“The true meaning of life is to plant trees under whose shade you do not expect to sit.”
It’s National Tree Week, and that means lots of people are donning their boots to plant whips and saplings. Increasing the UK’s tree coverage is vital for carbon capture, cleaner air and shade coverage as the climate warms. But have you considered fruit trees for your tree-planting mission?
There are many excellent reasons to chose fruit trees when it comes to planting season! Read on to find out more.
1. Beautiful (and Tasty!) Blossoms
As well as creating a stunning display in spring, fruit tree blossom provides an important nectar source to pollinators. And trees like cherry, plum, and almond come into bloom in late winter / early spring, with some flowering as early as January. So hungry pollinators will gratefully flock to your fruit tree at the end of winter.
2. Free Food
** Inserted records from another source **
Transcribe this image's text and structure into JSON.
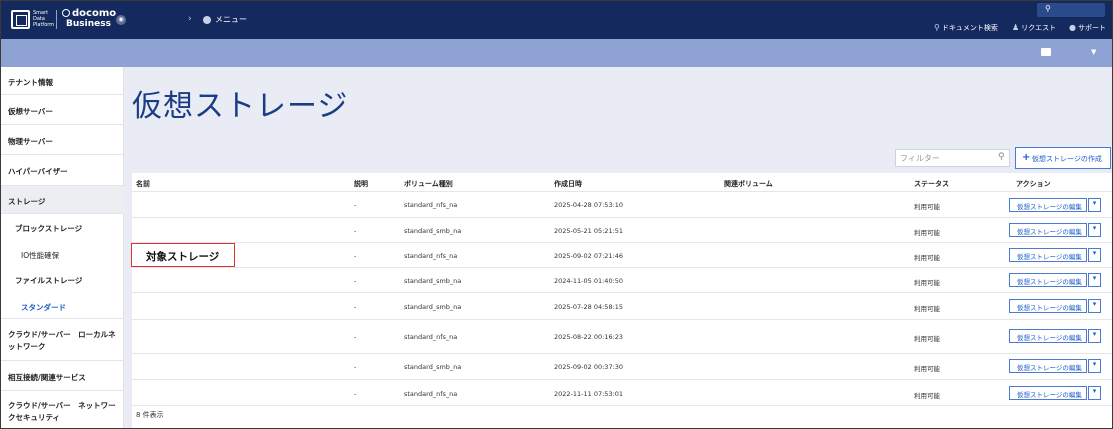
{
  "header": {
    "brand_small": "Smart Data Platform",
    "brand_name_1": "docomo",
    "brand_name_2": "Business",
    "menu_label": "メニュー",
    "doc_search": "ドキュメント検索",
    "request": "リクエスト",
    "support": "サポート",
    "user_icon": "user-icon",
    "search_icon": "search-icon",
    "bell_icon": "request-icon",
    "help_icon": "help-icon"
  },
  "sidebar": {
    "items": [
      {
        "label": "テナント情報"
      },
      {
        "label": "仮想サーバー"
      },
      {
        "label": "物理サーバー"
      },
      {
        "label": "ハイパーバイザー"
      },
      {
        "label": "ストレージ"
      },
      {
        "label": "ブロックストレージ"
      },
      {
        "label": "IO性能確保"
      },
      {
        "label": "ファイルストレージ"
      },
      {
        "label": "スタンダード"
      },
      {
        "label_1": "クラウド/サーバー　ローカルネ",
        "label_2": "ットワーク"
      },
      {
        "label": "相互接続/関連サービス"
      },
      {
        "label_1": "クラウド/サーバー　ネットワー",
        "label_2": "クセキュリティ"
      }
    ]
  },
  "main": {
    "title": "仮想ストレージ",
    "filter_placeholder": "フィルター",
    "create_button": "仮想ストレージの作成",
    "columns": [
      "名前",
      "説明",
      "ボリューム種別",
      "作成日時",
      "関連ボリューム",
      "ステータス",
      "アクション"
    ],
    "rows": [
      {
        "name": "",
        "desc": "-",
        "type": "standard_nfs_na",
        "created": "2025-04-28 07:53:10",
        "related": "",
        "status": "利用可能",
        "action": "仮想ストレージの編集"
      },
      {
        "name": "",
        "desc": "-",
        "type": "standard_smb_na",
        "created": "2025-05-21 05:21:51",
        "related": "",
        "status": "利用可能",
        "action": "仮想ストレージの編集"
      },
      {
        "name": "",
        "desc": "-",
        "type": "standard_nfs_na",
        "created": "2025-09-02 07:21:46",
        "related": "",
        "status": "利用可能",
        "action": "仮想ストレージの編集"
      },
      {
        "name": "",
        "desc": "-",
        "type": "standard_smb_na",
        "created": "2024-11-05 01:40:50",
        "related": "",
        "status": "利用可能",
        "action": "仮想ストレージの編集"
      },
      {
        "name": "",
        "desc": "-",
        "type": "standard_smb_na",
        "created": "2025-07-28 04:58:15",
        "related": "",
        "status": "利用可能",
        "action": "仮想ストレージの編集"
      },
      {
        "name": "",
        "desc": "-",
        "type": "standard_nfs_na",
        "created": "2025-08-22 00:16:23",
        "related": "",
        "status": "利用可能",
        "action": "仮想ストレージの編集"
      },
      {
        "name": "",
        "desc": "-",
        "type": "standard_smb_na",
        "created": "2025-09-02 00:37:30",
        "related": "",
        "status": "利用可能",
        "action": "仮想ストレージの編集"
      },
      {
        "name": "",
        "desc": "-",
        "type": "standard_nfs_na",
        "created": "2022-11-11 07:53:01",
        "related": "",
        "status": "利用可能",
        "action": "仮想ストレージの編集"
      }
    ],
    "count_label": "8 件表示"
  },
  "annotation": {
    "callout_text": "対象ストレージ",
    "callout_color": "#e03030"
  },
  "colors": {
    "header_bg": "#142a5e",
    "subbar_bg": "#8ea3d3",
    "title": "#1b3d86",
    "link": "#1a5cc9"
  }
}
Fruit trees provide fresh, free, local food. Community orchards are planted so everyone can benefit from them. We aim to plant our orchards in urban areas that experience food poverty, thereby bringing food to people that need it most.
3. Low maintenance
Compared to other forms of food-growing, fruit trees are relatively low-maintenance. You can usually get a good crop if you water regularly and prune once per year. This is especially useful for someone that might not have time to dedicate to maintaining a vegetable garden.
4. Priority Habitats
Fruit trees become “veterans” earlier than other trees. This means that an apple tree can develop rot holes and decaying wood at the age of 50, whereas an oak may need to grow to 300 before it has the same features. Old trees have cosy hollows for birds to nest in, and deadwood and fungi for insects to feast on, making them biodiversity havens. In fact, orchards have been designated a ‘Priority Habitat’ by the People’s Trust for Endangered Species. Many rare species, like the Noble Chafer Beetle, are found primarily in orchards.
5. Small and Mighty
Fruit trees are available in a wide range of sizes, depending on their rootstock. That means you can choose to plant a tree that will grow big, if you have the space, or you can plant one on dwarfing rootstock that won’t grow very tall. Dwarfing fruit trees can be planted in smaller spaces, such as city gardens, but will need more looking after.
6. Drink Up
If you get a surplus fruit crop, you can contribute to the ‘slow food’ revolution by preserving fruit for the rest of the year. Here at The Orchard Project, we bottle that delicious freshness in the form of juice and cider, with all profits going towards supporting community orchards. Want to make your own cider? Here’s our recipe.
So there you go – six great reasons to add fruit trees to your planting list this year! Watch our video for tips on how to plant a fruit tree here.
If you can’t get out and plant in person this year, perhaps you’d like to make a donation so we can plant a tree for you?